Graviteam never stops improving their games. In addition to their DLC releases (BTW two more are coming but I can’t share now), upgrades are continuously being added in the game engine. The subject of this blog entry is a change that came out a while ago, and has to do to the turn-based high tactics level map (the so-called the operational layer). Hated by many, I find this upgrade a great addition to the generous dose of realism the game engine delivers.
The movement of units in the map can now take two modes:
- March: To be used when enemy contact is not expected. The units would be able to reach further but if it makes contact with the enemy, the player will not be able to move them in the deployment phase.

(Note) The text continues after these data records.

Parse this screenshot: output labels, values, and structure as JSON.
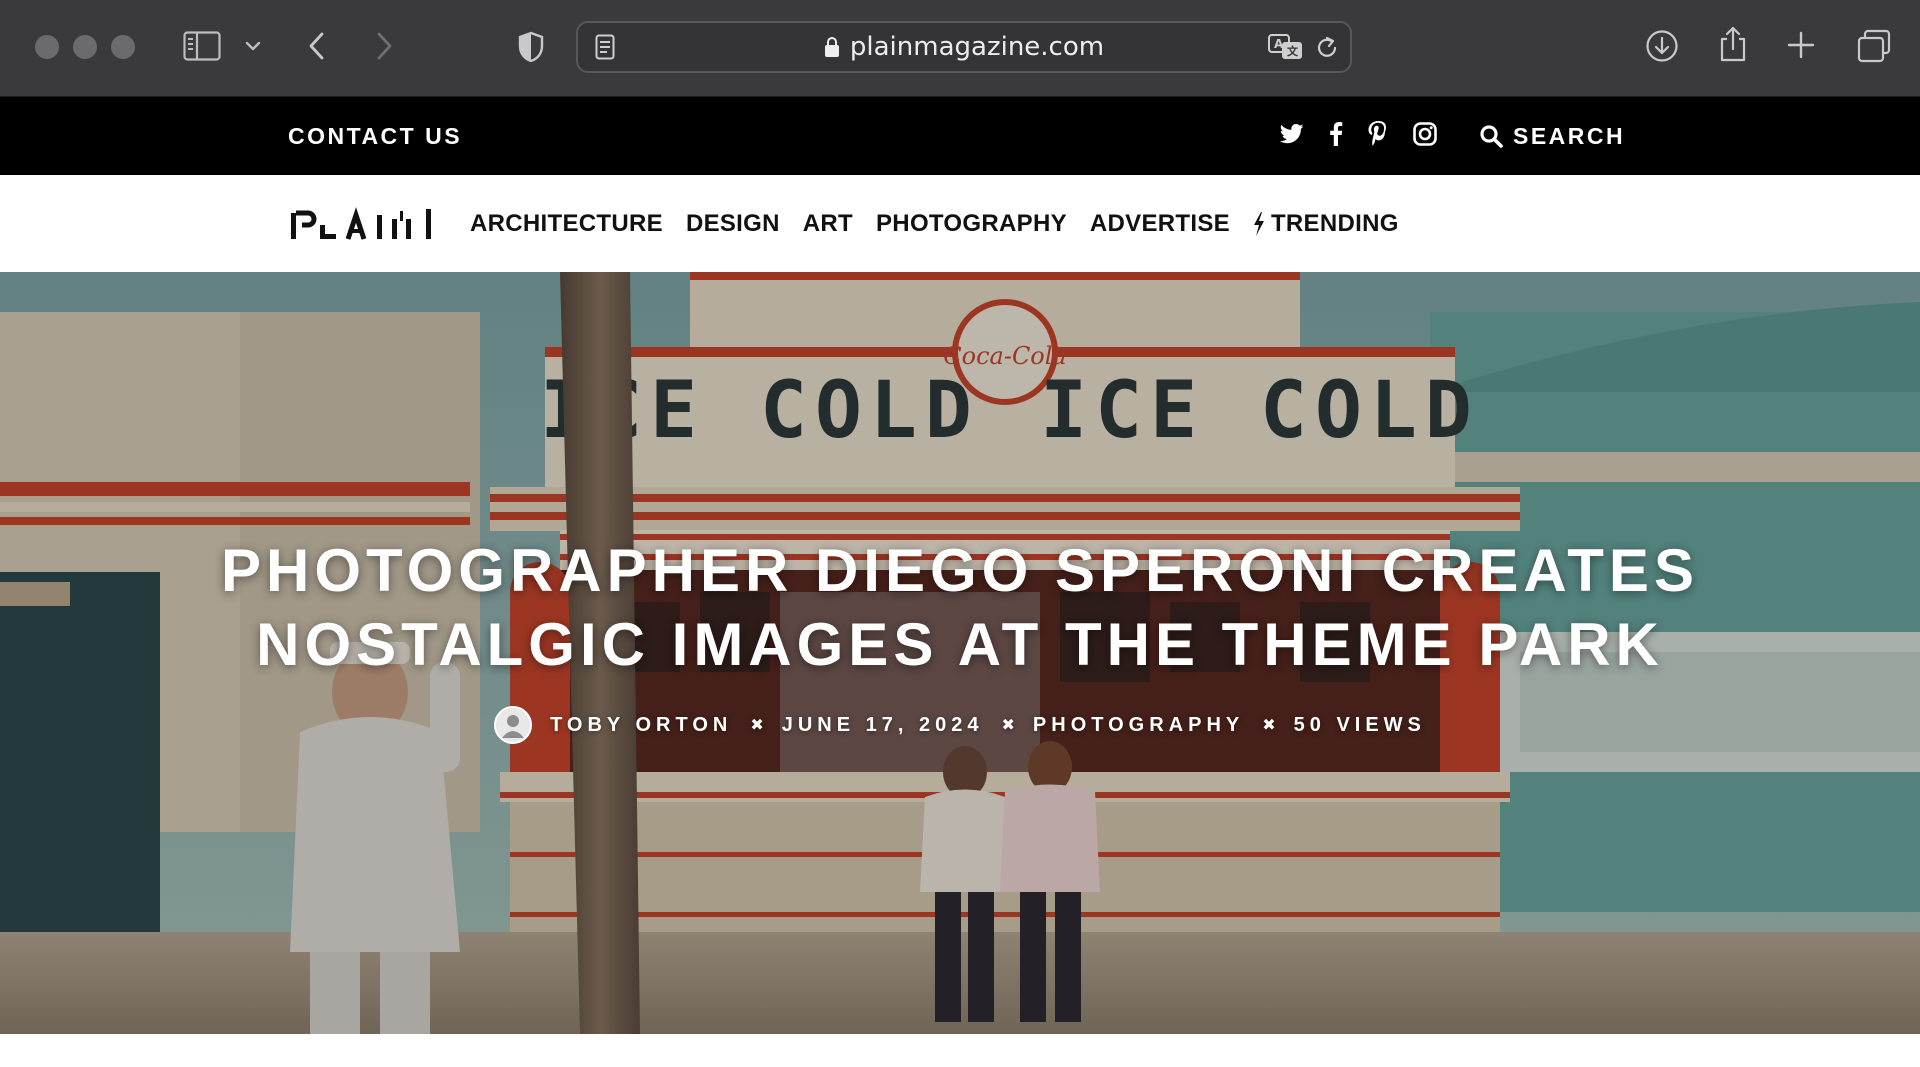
{
  "browser": {
    "url": "plainmagazine.com",
    "icons": [
      "sidebar-icon",
      "chevron-down-icon",
      "back-icon",
      "forward-icon",
      "shield-icon",
      "reader-icon",
      "lock-icon",
      "translate-icon",
      "reload-icon",
      "download-icon",
      "share-icon",
      "new-tab-icon",
      "tabs-overview-icon"
    ]
  },
  "topbar": {
    "contact_label": "CONTACT US",
    "social_icons": [
      "twitter-icon",
      "facebook-icon",
      "pinterest-icon",
      "instagram-icon"
    ],
    "search_label": "SEARCH"
  },
  "nav": {
    "logo_text": "PLAIN",
    "links": [
      "ARCHITECTURE",
      "DESIGN",
      "ART",
      "PHOTOGRAPHY",
      "ADVERTISE",
      "TRENDING"
    ]
  },
  "hero": {
    "title_line1": "PHOTOGRAPHER DIEGO SPERONI CREATES",
    "title_line2": "NOSTALGIC IMAGES AT THE THEME PARK",
    "author": "TOBY ORTON",
    "date": "JUNE 17, 2024",
    "category": "PHOTOGRAPHY",
    "views": "50 VIEWS",
    "separator": "✖",
    "sign_text": "ICE COLD",
    "logo_text": "Coca-Cola"
  },
  "colors": {
    "chrome_bg": "#3a3a3c",
    "topbar_bg": "#000000",
    "nav_bg": "#ffffff",
    "stand_red": "#c8462e"
  }
}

- Advance – To be used when enemy contact is expected. If the units are moving just 1 square, the player will be able to move them during the deployment phase. If the units advance more than 1 square, the player will not be able to move them during the deployment phase but at least they will be in a formation better suited for combat.
- Defense – This is a don’t move and dig trenches order.
The consequences of this new system are enormous. Not only you can’t exploit freely moving and massing platoons without restrictions, but you will have to be careful on the type of movement being used.
I had the opportunity to experience this in an early morning battle. It was not pretty: I had to withdraw two reinforced companies when I realized that they were unable to support each other (deployment phase restrictions). To add to the drama, one company ran straight into an enemy (German) tank detachment.
My Soviet troops did what they could, but the mobility of the enemy formation was too much.
The way Graviteam is able to model tactical combat is one of greatest achievements in war gaming.